Diggs joins Hall of Famer Rod Woodson as the second player since the AFL-NFL merger, in 1970, with seven interceptions through the first six games of the season. Per NFL research, he’s the only one to do it with multiple interceptions returned for a touchdown.
As our Wings correspondent, Dorothy J. Gentry, has grown fond of telling me, Trevon Diggs is that dude. I’ll go ahead and take it one step further: that dude is the early favorite for NFL defensive player of the year.
If Diggs does win it, Woodson will be one of his contemporaries. He took home the award in 1993 — the same season he began with those seven interceptions in six games.
Got saucy with the challenge flag
There are challenges and then there are challenges. McCarthy delivered the latter on the Cowboys’ first drive of the game after Ezekiel Elliott was stopped on fourth-and-short.
Mike McCarthy with an Hall of Fame challenge flag toss.pic.twitter.com/xzwVUMZJxs
— Dov Kleiman (@NFL_DovKleiman) October 17, 2021
The man took five full steps before the challenge flag landed, which must be some sort of record.
Should McCarthy have called for the review? Nah. Your mileage may vary on whether Dallas should have gone for it on 4th-and-1 on their own 34-yard-line; personally, I’m of the mind that, when an offense is this lethal, you bet on it to earn one yard when you need it, a strategy that bore fruit later in the quarter when Elliott converted the same down and distance.
Which is what made the challenge call so vexing. Elliott’s spot on the initial drive was hardly obvious enough to bank on overturning the ruling on the field. Rather than make the challenge and burn a timeout in the process, McCarthy instead should have dug in on trusting that same offense he boldly left on the field in the first place to make up the points as the game went on.
Still, he gets points for gusto … even though it set New England up to open the scoring by giving them the ball inside their 40-yard-line.

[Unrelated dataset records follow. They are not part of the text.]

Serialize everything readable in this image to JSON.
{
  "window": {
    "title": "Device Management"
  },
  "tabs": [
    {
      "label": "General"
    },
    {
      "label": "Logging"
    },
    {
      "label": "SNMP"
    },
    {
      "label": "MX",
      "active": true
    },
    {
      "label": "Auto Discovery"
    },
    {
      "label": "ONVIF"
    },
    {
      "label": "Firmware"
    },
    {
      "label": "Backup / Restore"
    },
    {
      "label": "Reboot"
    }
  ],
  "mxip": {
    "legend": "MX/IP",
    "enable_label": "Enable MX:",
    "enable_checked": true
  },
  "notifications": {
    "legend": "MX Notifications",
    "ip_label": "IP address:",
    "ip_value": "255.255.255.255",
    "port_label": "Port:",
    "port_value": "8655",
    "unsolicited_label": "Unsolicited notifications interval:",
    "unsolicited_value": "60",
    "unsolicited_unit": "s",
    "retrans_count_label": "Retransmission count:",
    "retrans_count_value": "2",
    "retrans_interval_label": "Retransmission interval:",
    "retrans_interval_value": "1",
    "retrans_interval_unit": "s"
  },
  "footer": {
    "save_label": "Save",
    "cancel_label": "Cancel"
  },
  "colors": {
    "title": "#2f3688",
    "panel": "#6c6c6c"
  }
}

It was only the Patriots’ second first-quarter TD in their last 14 home games, the first of many oddities on the afternoon.
Treated us to Randy Gregory at his most destructive
Wanna see a dead body?
Mac Jones just got absolutely crunched by Randy Gregory pic.twitter.com/sqaeGtAnPP
— Ben Brown (@BenBrownPL) October 17, 2021
That’s full Roman Reigns status from Gregory, who would tack on another sack in the third quarter to take over the team lead at four. The Cowboys have plenty of work to do to get under the salary cap in 2022, but if and when they clear the requisite space to take care of their free agents, the first check should go his way.
Dan will have much more on him this morning on StrongSide.
Somehow, someway, got it done
They do not want to win this way every week, of course, because better teams — let alone fellow Super Bowl contenders, which is what the Cowboys must now be considered at 5-1 — will expose them if they do this when the games matter most.
It worked yesterday, though. And if this win amounted to an exaggerated version of last week’s, then much like last week, one takeaway supersedes everything else: they’re legit.
Really good teams beat other teams even when they're trying to beat themselves. That's what just happened.
— Mike Piellucci (@mikelikessports) October 17, 2021